The Department of State's support for the development of a long-term view of demining under its Integrated Mine Action Support contract has resulted in assistance to national mine action centers in at least 12 countries during the past six years. The planning, organizing and management skills provided to the MACs help to integrate the role of demining and clearance into national economic planning. The true end and benefit of humanitarian demining and UXO clearance, therefore, may go far beyond preventing injuries and death. Clearance has the potential to restore economic and social activity, resettle refugees and internally displaced persons, provide jobs and incomes, and improve quality of life on a national scale.

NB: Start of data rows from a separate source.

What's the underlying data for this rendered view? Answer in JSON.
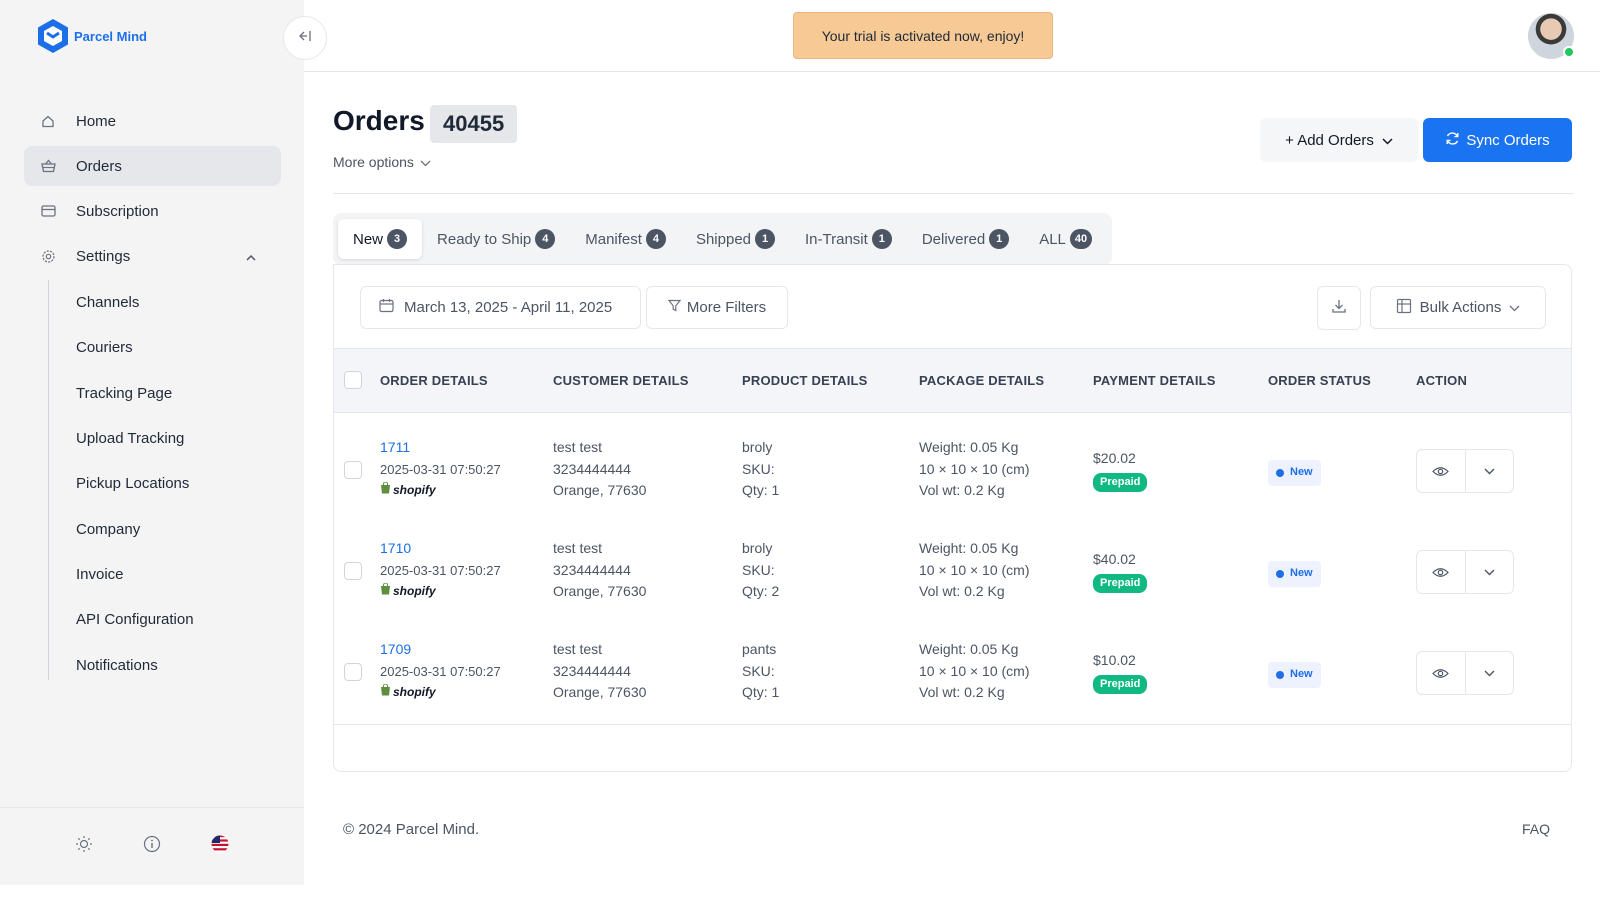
{
  "brand": {
    "name": "Parcel Mind"
  },
  "topbar": {
    "trial_message": "Your trial is activated now, enjoy!"
  },
  "sidebar": {
    "items": [
      {
        "label": "Home",
        "icon": "home-icon"
      },
      {
        "label": "Orders",
        "icon": "basket-icon"
      },
      {
        "label": "Subscription",
        "icon": "card-icon"
      },
      {
        "label": "Settings",
        "icon": "gear-icon"
      }
    ],
    "settings_items": [
      "Channels",
      "Couriers",
      "Tracking Page",
      "Upload Tracking",
      "Pickup Locations",
      "Company",
      "Invoice",
      "API Configuration",
      "Notifications"
    ]
  },
  "header": {
    "title": "Orders",
    "count": "40455",
    "more_options": "More options",
    "add_orders": "+ Add Orders",
    "sync_orders": "Sync Orders"
  },
  "tabs": [
    {
      "label": "New",
      "count": "3"
    },
    {
      "label": "Ready to Ship",
      "count": "4"
    },
    {
      "label": "Manifest",
      "count": "4"
    },
    {
      "label": "Shipped",
      "count": "1"
    },
    {
      "label": "In-Transit",
      "count": "1"
    },
    {
      "label": "Delivered",
      "count": "1"
    },
    {
      "label": "ALL",
      "count": "40"
    }
  ],
  "toolbar": {
    "date_range": "March 13, 2025 - April 11, 2025",
    "more_filters": "More Filters",
    "bulk_actions": "Bulk Actions"
  },
  "table": {
    "columns": [
      "ORDER DETAILS",
      "CUSTOMER DETAILS",
      "PRODUCT DETAILS",
      "PACKAGE DETAILS",
      "PAYMENT DETAILS",
      "ORDER STATUS",
      "ACTION"
    ],
    "rows": [
      {
        "order_id": "1711",
        "timestamp": "2025-03-31 07:50:27",
        "channel": "shopify",
        "customer_name": "test test",
        "customer_phone": "3234444444",
        "customer_location": "Orange, 77630",
        "product": "broly",
        "sku": "SKU:",
        "qty": "Qty: 1",
        "weight": "Weight: 0.05 Kg",
        "dims": "10 × 10 × 10 (cm)",
        "volwt": "Vol wt: 0.2 Kg",
        "amount": "$20.02",
        "payment": "Prepaid",
        "status": "New"
      },
      {
        "order_id": "1710",
        "timestamp": "2025-03-31 07:50:27",
        "channel": "shopify",
        "customer_name": "test test",
        "customer_phone": "3234444444",
        "customer_location": "Orange, 77630",
        "product": "broly",
        "sku": "SKU:",
        "qty": "Qty: 2",
        "weight": "Weight: 0.05 Kg",
        "dims": "10 × 10 × 10 (cm)",
        "volwt": "Vol wt: 0.2 Kg",
        "amount": "$40.02",
        "payment": "Prepaid",
        "status": "New"
      },
      {
        "order_id": "1709",
        "timestamp": "2025-03-31 07:50:27",
        "channel": "shopify",
        "customer_name": "test test",
        "customer_phone": "3234444444",
        "customer_location": "Orange, 77630",
        "product": "pants",
        "sku": "SKU:",
        "qty": "Qty: 1",
        "weight": "Weight: 0.05 Kg",
        "dims": "10 × 10 × 10 (cm)",
        "volwt": "Vol wt: 0.2 Kg",
        "amount": "$10.02",
        "payment": "Prepaid",
        "status": "New"
      }
    ]
  },
  "footer": {
    "copyright": "© 2024 Parcel Mind.",
    "faq": "FAQ"
  },
  "colors": {
    "accent": "#1a73f0",
    "prepaid": "#10b981",
    "trial_banner": "#f6c995"
  }
}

Biography

John Lundberg was raised in Nairobi, Kenya, and is now a freelance writer living in Washington, D.C. He is a graduate of the College of William and Mary and has graduate degrees from Florida State University, the University of Virginia and Stanford University. His work has appeared in the Oil and Gas Journal, the New England Review and the Virginia Quarterly Review.

Endnotes

  1. Dique, Jorge. "Mozambique Government to Revive Coal Mines and Port," South Africa Mail and Guardian, Feb. 27, 1997.
  2. SA Looks for Rich Pickings in the Valley. Oct. 29, 2003. Text obtained from http://www.eprop.co.za/news/article.aspx?idArticle=2686. Accessed Oct. 25, 2005.

Contact Information

John Lundberg
RONCO Consulting Corporation
2301 M Street, NW, Suite 400
Washington, DC 20037
USA
Tel: +1 202 785 2791
E-mail: jlundberg@roncowash.com